saying something positive about everything, and seeing it big and keeping it
simple. He warned against “hardening of the attitudes”. And he admonished us to
cultivate an “attitude of gratitude.”
This is Biblical. In Philippians 2:14 the Apostle Paul says, “Do all things without grumbling or disputing.” And in 1 Thessalonians 5: 16-18 he tells us, “Rejoice always, pray without ceasing, give thanks in all circumstances; for this is the will of God in Christ Jesus for you.” I’m not very good at doing these things, but I know the Bible teaches them.
Sunday before Labor Day, I asked my wife a question. There was no evening
service because of the holiday weekend, so we drove up to Franklin that
afternoon to see my wife’s family. We were somewhere on Highway 67 and our
conversation had lulled into a companionable silence. And then out of the blue
I quietly asked my wife this: “Do you have any sense that God is preparing to
move us somewhere else?” I looked over at her, and she was slowly shaking her
head “no”. I said, “Neither do I.” She just confirmed what I had been thinking,
First, Adult Sunday School at First Baptist Church is really multiple Schools, there are five, plus several for youngsters. Each one is an informal discussion group to help with your understanding of the Bible and for you to get to know other people. Check out these Sunday School classes to find the fit that works best for you! We were not created to go through life alone. Sunday School is a great way to find fellowship, make friends, and feel a deeper, more personal connection to your faith and the Bible. The best part is, you don’t have to sign anything, raise your hand, write a check, stand on one foot or recite the Lord’s Prayer out loud.

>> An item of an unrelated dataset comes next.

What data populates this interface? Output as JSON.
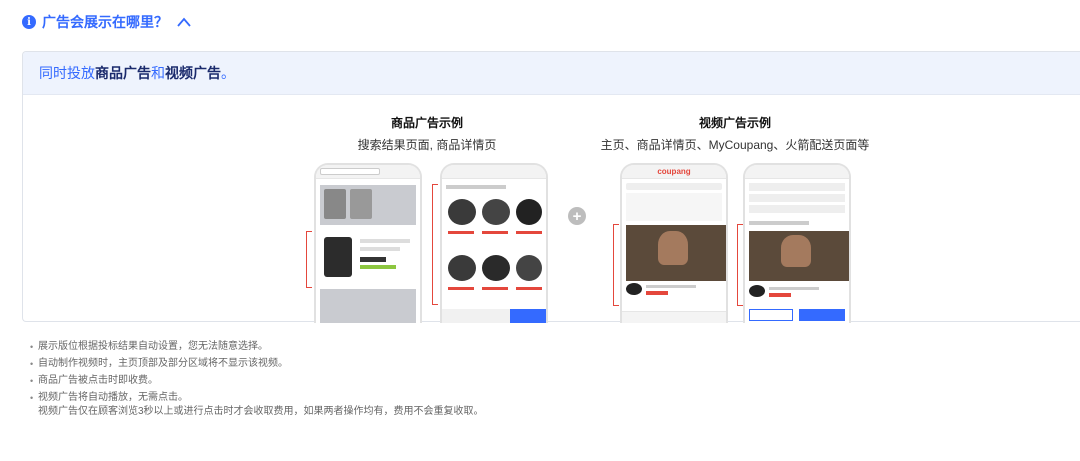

I was born and raised a Baptist.
As a boy, I heard things like: “Baptist born & Baptist bred; and when I die
I’ll be Baptist dead!”; “If I find one hair of my head that’s not Baptist, I’ll
pull it out!”, and other memorable quotes from Baptist preachers. I really like

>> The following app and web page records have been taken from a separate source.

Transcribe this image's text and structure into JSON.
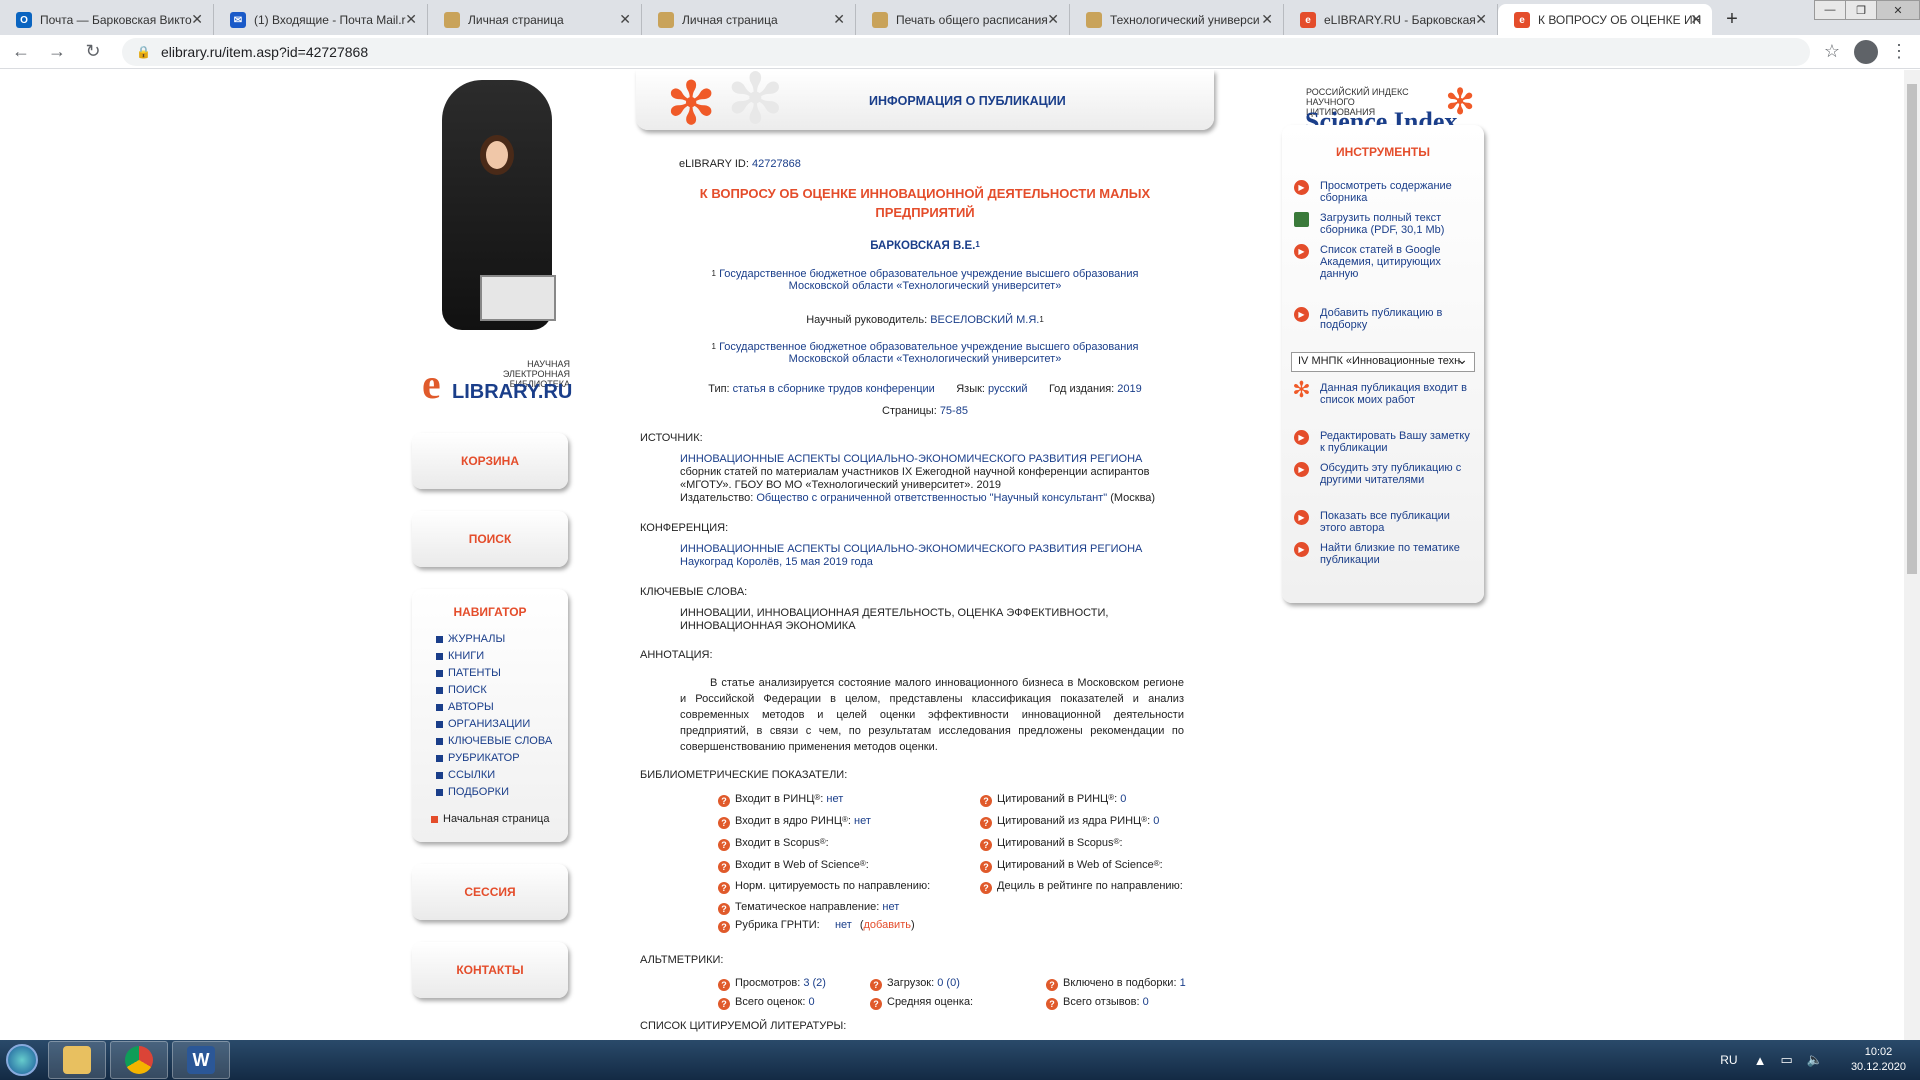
{
  "browser": {
    "tabs": [
      {
        "label": "Почта — Барковская Викто",
        "fav": "O",
        "color": "#0a64c0"
      },
      {
        "label": "(1) Входящие - Почта Mail.r",
        "fav": "✉",
        "color": "#1a5ac8"
      },
      {
        "label": "Личная страница",
        "fav": "",
        "color": "#c9a35a"
      },
      {
        "label": "Личная страница",
        "fav": "",
        "color": "#c9a35a"
      },
      {
        "label": "Печать общего расписания",
        "fav": "",
        "color": "#c9a35a"
      },
      {
        "label": "Технологический универси",
        "fav": "",
        "color": "#c9a35a"
      },
      {
        "label": "eLIBRARY.RU - Барковская",
        "fav": "e",
        "color": "#e44d2b"
      },
      {
        "label": "К ВОПРОСУ ОБ ОЦЕНКЕ ИН",
        "fav": "e",
        "color": "#e44d2b"
      }
    ],
    "url": "elibrary.ru/item.asp?id=42727868"
  },
  "left": {
    "logo_small": "НАУЧНАЯ ЭЛЕКТРОННАЯ БИБЛИОТЕКА",
    "logo_big": "LIBRARY.RU",
    "logo_e": "e",
    "cart": "КОРЗИНА",
    "search": "ПОИСК",
    "nav_title": "НАВИГАТОР",
    "nav_items": [
      "ЖУРНАЛЫ",
      "КНИГИ",
      "ПАТЕНТЫ",
      "ПОИСК",
      "АВТОРЫ",
      "ОРГАНИЗАЦИИ",
      "КЛЮЧЕВЫЕ СЛОВА",
      "РУБРИКАТОР",
      "ССЫЛКИ",
      "ПОДБОРКИ"
    ],
    "home": "Начальная страница",
    "session": "СЕССИЯ",
    "contacts": "КОНТАКТЫ"
  },
  "header": {
    "title": "ИНФОРМАЦИЯ О ПУБЛИКАЦИИ"
  },
  "pub": {
    "id_label": "eLIBRARY ID:",
    "id_value": "42727868",
    "title": "К ВОПРОСУ ОБ ОЦЕНКЕ ИННОВАЦИОННОЙ ДЕЯТЕЛЬНОСТИ МАЛЫХ ПРЕДПРИЯТИЙ",
    "author": "БАРКОВСКАЯ В.Е.",
    "aff_num": "1",
    "affiliation": "Государственное бюджетное образовательное учреждение высшего образования Московской области «Технологический университет»",
    "supervisor_label": "Научный руководитель:",
    "supervisor": "ВЕСЕЛОВСКИЙ М.Я.",
    "type_label": "Тип:",
    "type": "статья в сборнике трудов конференции",
    "lang_label": "Язык:",
    "lang": "русский",
    "year_label": "Год издания:",
    "year": "2019",
    "pages_label": "Страницы:",
    "pages": "75-85"
  },
  "source": {
    "label": "ИСТОЧНИК:",
    "title": "ИННОВАЦИОННЫЕ АСПЕКТЫ СОЦИАЛЬНО-ЭКОНОМИЧЕСКОГО РАЗВИТИЯ РЕГИОНА",
    "desc": "сборник статей по материалам участников IX Ежегодной научной конференции аспирантов «МГОТУ». ГБОУ ВО МО «Технологический университет». 2019",
    "publisher_label": "Издательство:",
    "publisher": "Общество с ограниченной ответственностью \"Научный консультант\"",
    "city": "(Москва)"
  },
  "conference": {
    "label": "КОНФЕРЕНЦИЯ:",
    "title": "ИННОВАЦИОННЫЕ АСПЕКТЫ СОЦИАЛЬНО-ЭКОНОМИЧЕСКОГО РАЗВИТИЯ РЕГИОНА",
    "place": "Наукоград Королёв, 15 мая 2019 года"
  },
  "keywords": {
    "label": "КЛЮЧЕВЫЕ СЛОВА:",
    "value": "ИННОВАЦИИ, ИННОВАЦИОННАЯ ДЕЯТЕЛЬНОСТЬ, ОЦЕНКА ЭФФЕКТИВНОСТИ, ИННОВАЦИОННАЯ ЭКОНОМИКА"
  },
  "abstract": {
    "label": "АННОТАЦИЯ:",
    "text": "В статье анализируется состояние малого инновационного бизнеса в Московском регионе и Российской Федерации в целом, представлены классификация показателей и анализ современных методов и целей оценки эффективности инновационной деятельности предприятий, в связи с чем, по результатам исследования предложены рекомендации по совершенствованию применения методов оценки."
  },
  "biblio": {
    "label": "БИБЛИОМЕТРИЧЕСКИЕ ПОКАЗАТЕЛИ:",
    "left": [
      {
        "label": "Входит в РИНЦ",
        "reg": "®",
        "sep": ": ",
        "value": "нет"
      },
      {
        "label": "Входит в ядро РИНЦ",
        "reg": "®",
        "sep": ": ",
        "value": "нет"
      },
      {
        "label": "Входит в Scopus",
        "reg": "®",
        "sep": ":",
        "value": ""
      },
      {
        "label": "Входит в Web of Science",
        "reg": "®",
        "sep": ":",
        "value": ""
      },
      {
        "label": "Норм. цитируемость по направлению:",
        "reg": "",
        "sep": "",
        "value": ""
      },
      {
        "label": "Тематическое направление:",
        "reg": "",
        "sep": " ",
        "value": "нет"
      },
      {
        "label": "Рубрика ГРНТИ:",
        "reg": "",
        "sep": "     ",
        "value": "нет"
      }
    ],
    "grnti_add": "добавить",
    "right": [
      {
        "label": "Цитирований в РИНЦ",
        "reg": "®",
        "sep": ": ",
        "value": "0"
      },
      {
        "label": "Цитирований из ядра РИНЦ",
        "reg": "®",
        "sep": ": ",
        "value": "0"
      },
      {
        "label": "Цитирований в Scopus",
        "reg": "®",
        "sep": ":",
        "value": ""
      },
      {
        "label": "Цитирований в Web of Science",
        "reg": "®",
        "sep": ":",
        "value": ""
      },
      {
        "label": "Дециль в рейтинге по направлению:",
        "reg": "",
        "sep": "",
        "value": ""
      }
    ]
  },
  "alt": {
    "label": "АЛЬТМЕТРИКИ:",
    "views_label": "Просмотров:",
    "views": "3 (2)",
    "downloads_label": "Загрузок:",
    "downloads": "0 (0)",
    "coll_label": "Включено в подборки:",
    "coll": "1",
    "ratings_label": "Всего оценок:",
    "ratings": "0",
    "avg_label": "Средняя оценка:",
    "reviews_label": "Всего отзывов:",
    "reviews": "0"
  },
  "refs_label": "СПИСОК ЦИТИРУЕМОЙ ЛИТЕРАТУРЫ:",
  "right": {
    "si_small": "РОССИЙСКИЙ ИНДЕКС НАУЧНОГО ЦИТИРОВАНИЯ",
    "si_big": "Science Index",
    "tools_title": "ИНСТРУМЕНТЫ",
    "tools": [
      "Просмотреть содержание сборника",
      "Загрузить полный текст сборника (PDF, 30,1 Mb)",
      "Список статей в Google Академия, цитирующих данную",
      "Добавить публикацию в подборку",
      "Данная публикация входит в список моих работ",
      "Редактировать Вашу заметку к публикации",
      "Обсудить эту публикацию с другими читателями",
      "Показать все публикации этого автора",
      "Найти близкие по тематике публикации"
    ],
    "select_value": "IV МНПК «Инновационные техн"
  },
  "taskbar": {
    "lang": "RU",
    "time": "10:02",
    "date": "30.12.2020"
  }
}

what Evangelist B. R. Lakin once said, though: “I used to be proud of being a
Baptist ‘til I found out how many of us were in the penitentiary!”
There are Baptist distinctives, and I do believe them. If I
didn’t, then I’d go join up with a group that did teach what I believe. I’m not
one who thinks that denominations are necessarily a bad thing. I think
genuine Christians can acknowledge each other as real followers of Christ, and
still disagree over matters of church government, how baptism should be
administered, and exactly what the Holy Spirit does, etc. . When we disagree on
things like that, it’s probably best for us to find a group of other like-minded
Christians with which to worship and work. It’s like athletes who love
baseball, playing on different teams, with different coaches, practicing in
different ways, but all for the love of the game. Only, with us, it isn’t a
game, and it’s all for the love of Jesus.